While considerable attention is paid to the issue of drunk driving among teens, law enforcement agencies report that speeding is the leading cause of motor vehicle crashes involving teen drivers. Allstate’s study found that law enforcement identified speeding as a factor in 34% of motor crashes nationwide, while alcohol was cited in just 12% of crashes.
In addition to the risk teens take when driving or when riding in a vehicle with other teens, teens suffer when a member of their peer group dies in a motor vehicle crash, particularly when they suffer multiple losses from crashes such as the example at the beginning of this article. Because of the feeling of invincibility that is characteristic of this age group, teens typically have not considered the deaths of people their age a possibility, so when such a thing occurs, their world may seem to be crashing down around them. This means that even teens who were not particularly close to the person who died can be stunned by their reaction to it. Due to their level of psychological maturity, teens are ill-equipped to understand the grieving process and may be overwhelmed by feelings of being out-of-control, insecure, and scared, in addition to sorrow and grief. They may descend into melancholy that lasts years, greatly affecting their development. Some teens numb their feelings by participating in high-risk activities such as:
- Alcohol and drug abuse
- Reckless sexual activity
- Withdrawal from family and friends
- Taking risks involving motor vehicles
Depending on the loss, some teens experience a change in their circle of friends. Obviously, this can have positive or negative results, but regardless, it is another change in a rapidly changing world for the teen. Teens who lose friends to death may see their grades drop and their focus change as they struggle to fit into a new group of friends at a time when they feel especially vulnerable.

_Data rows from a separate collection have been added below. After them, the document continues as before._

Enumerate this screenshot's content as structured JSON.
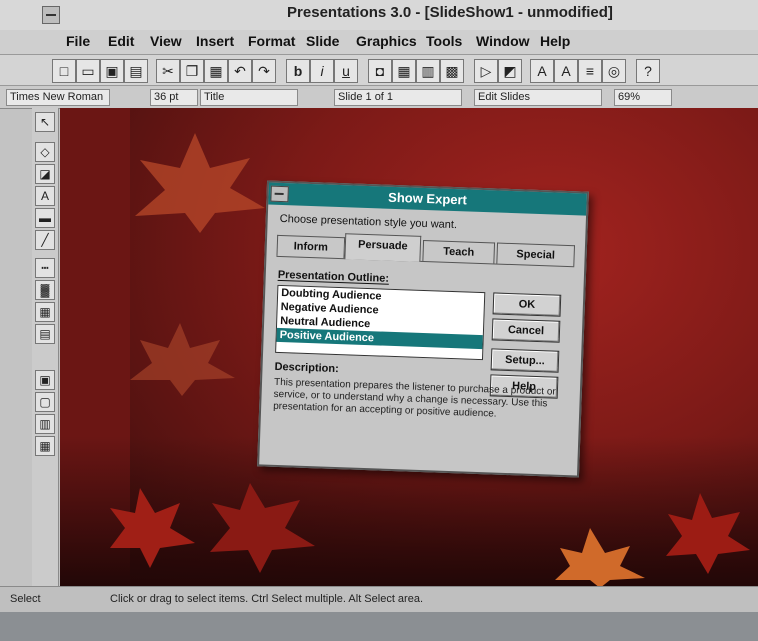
{
  "app": {
    "title": "Presentations 3.0 - [SlideShow1 - unmodified]"
  },
  "menubar": {
    "items": [
      "File",
      "Edit",
      "View",
      "Insert",
      "Format",
      "Slide",
      "Graphics",
      "Tools",
      "Window",
      "Help"
    ]
  },
  "toolbar": {
    "bold": "b",
    "italic": "i",
    "underline": "u"
  },
  "format_bar": {
    "font": "Times New Roman",
    "size": "36 pt",
    "style": "Title",
    "slide_nav": "Slide 1 of 1",
    "view": "Edit Slides",
    "zoom": "69%"
  },
  "dialog": {
    "title": "Show Expert",
    "prompt": "Choose presentation style you want.",
    "tabs": [
      "Inform",
      "Persuade",
      "Teach",
      "Special"
    ],
    "active_tab": "Persuade",
    "outline_label": "Presentation Outline:",
    "outline_items": [
      "Doubting Audience",
      "Negative Audience",
      "Neutral Audience",
      "Positive Audience"
    ],
    "selected_item": "Positive Audience",
    "buttons": {
      "ok": "OK",
      "cancel": "Cancel",
      "setup": "Setup...",
      "help": "Help"
    },
    "description_label": "Description:",
    "description_text": "This presentation prepares the listener to purchase a product or service, or to understand why a change is necessary. Use this presentation for an accepting or positive audience."
  },
  "status": {
    "mode": "Select",
    "hint": "Click or drag to select items. Ctrl Select multiple. Alt Select area."
  },
  "colors": {
    "dialog_title": "#16777a",
    "slide_background": "#7c1a17"
  }
}
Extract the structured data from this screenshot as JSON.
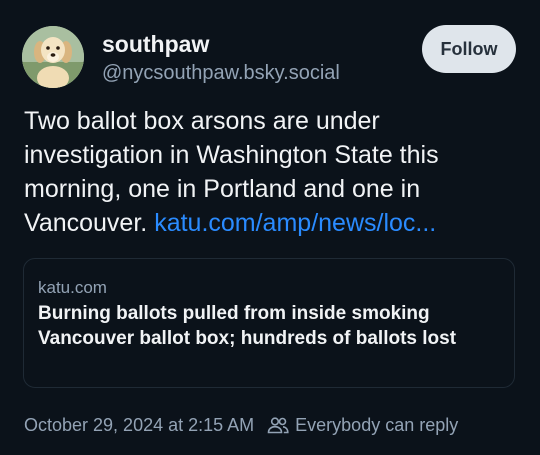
{
  "author": {
    "display_name": "southpaw",
    "handle": "@nycsouthpaw.bsky.social",
    "avatar_icon": "golden-retriever-puppy-avatar"
  },
  "follow_button": {
    "label": "Follow"
  },
  "post": {
    "text": "Two ballot box arsons are under investigation in Washington State this morning, one in Portland and one in Vancouver.",
    "link_text": "katu.com/amp/news/loc..."
  },
  "link_card": {
    "domain": "katu.com",
    "title": "Burning ballots pulled from inside smoking Vancouver ballot box; hundreds of ballots lost"
  },
  "footer": {
    "timestamp": "October 29, 2024 at 2:15 AM",
    "reply_setting": "Everybody can reply",
    "reply_icon": "people-icon"
  },
  "colors": {
    "background": "#0b121a",
    "text": "#f1f3f5",
    "muted": "#93a3b5",
    "link": "#2a8bff",
    "button_bg": "#dfe5eb",
    "button_text": "#27313c",
    "card_border": "#1f2a35"
  }
}
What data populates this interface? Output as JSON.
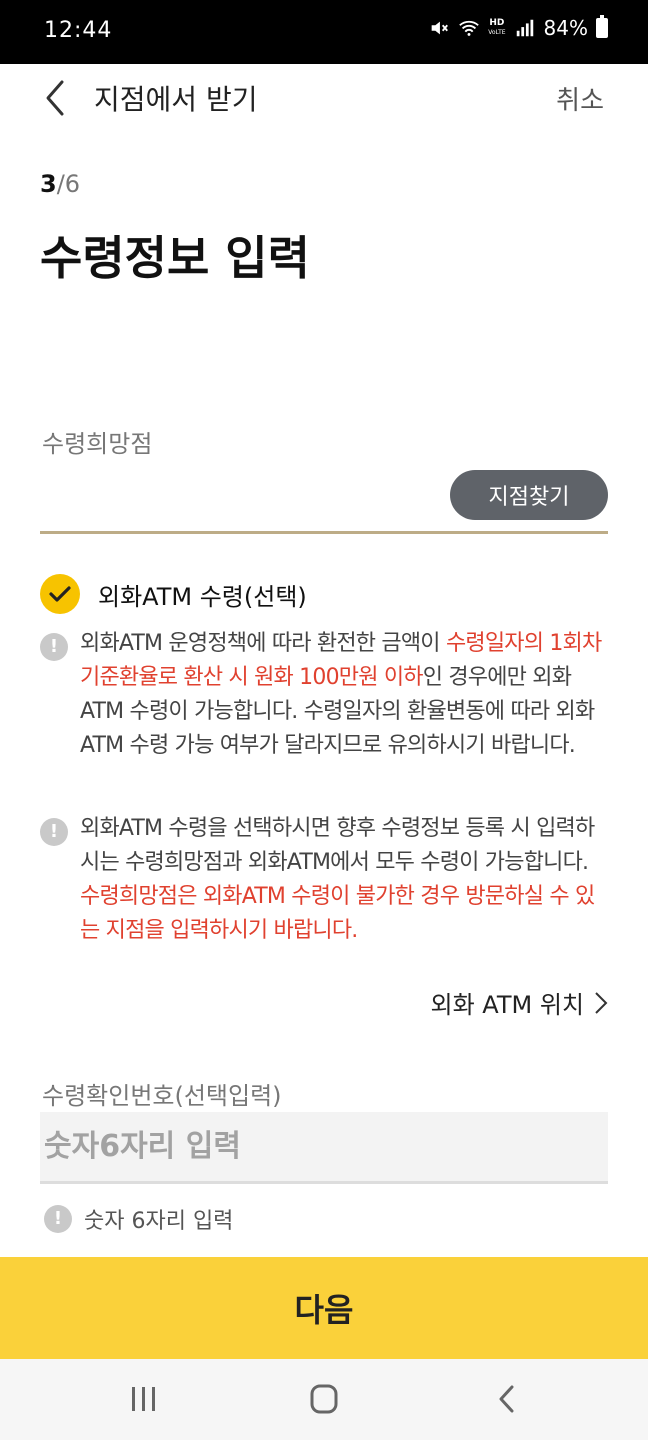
{
  "status_bar": {
    "time": "12:44",
    "hd_label": "HD",
    "voice_label": "VoLTE",
    "battery": "84%"
  },
  "header": {
    "title": "지점에서 받기",
    "cancel_label": "취소"
  },
  "step": {
    "current": "3",
    "separator": "/",
    "total": "6"
  },
  "page_title": "수령정보 입력",
  "branch_field": {
    "label": "수령희망점",
    "find_button_label": "지점찾기"
  },
  "atm_option": {
    "label": "외화ATM 수령(선택)",
    "checked": true
  },
  "notice1": {
    "part1": "외화ATM 운영정책에 따라 환전한 금액이 ",
    "part2_red": "수령일자의 1회차 기준환율로 환산 시 원화 100만원 이하",
    "part3": "인 경우에만 외화ATM 수령이 가능합니다. 수령일자의 환율변동에 따라 외화ATM 수령 가능 여부가 달라지므로 유의하시기 바랍니다."
  },
  "notice2": {
    "part1": "외화ATM 수령을 선택하시면 향후 수령정보 등록 시 입력하시는 수령희망점과 외화ATM에서 모두 수령이 가능합니다. ",
    "part2_red": "수령희망점은 외화ATM 수령이 불가한 경우 방문하실 수 있는 지점을 입력하시기 바랍니다."
  },
  "atm_location_link": "외화 ATM 위치",
  "pin_field": {
    "label": "수령확인번호(선택입력)",
    "placeholder": "숫자6자리 입력",
    "hint": "숫자 6자리 입력"
  },
  "next_button_label": "다음",
  "colors": {
    "accent_yellow": "#fad13a",
    "check_yellow": "#f7c300",
    "warning_red": "#e0412f",
    "button_gray": "#5f6369",
    "underline_gold": "#bdac87"
  }
}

Parents and other authority figures can help teens channel their grief in healthier ways by:
- Being available to listen – not, necessarily, to talk
- Allowing teens the freedom to process their grief with others, such as friends, extended family, and professional counselors
- Encouraging teens to express themselves through writing, drawing, and memorializing their deceased friends
- Realizing that the teens’ mourning process may be prolonged and letting teens know that there is no timetable for grief
Though the federal government, state governments, and community-based organizations are making efforts to reduce the number of teens who die in motor vehicle crashes, the statistics above indicate that there is still much work to be done. Forty-six states and the District of Columbia have three-stage Graduated Driver Licensing (GDL) programs in which restricted licenses are issued to beginning teen drivers, with the restrictions reduced over time. However, no state has incorporated all of the GDL components recommended by the Insurance Institute for Highway Safety, the National Transportation Safety Board, and NHTSA.
State-level programs that include peer-to-peer teaching and learning about driver safety are effective in reducing teen motor vehicle crash rates. Texas’ Teens in the Driver Seat is one such program; teen crash deaths have dropped 32% and the number of teen drivers involved in fatal motor vehicle crashes is down 33% since the program began. A similar program in Illinois called Operation Teen Safe Driving has helped achieve a 10% reduction in teen motor vehicle fatalities in Illinois during the first seven months of 2009. Mothers Against Drunk Driving (MADD), Students Against Destructive Decisions (SADD) and other advocacy groups sponsor many public education campaigns to persuade teens not to drive under the influence of alcohol or drugs.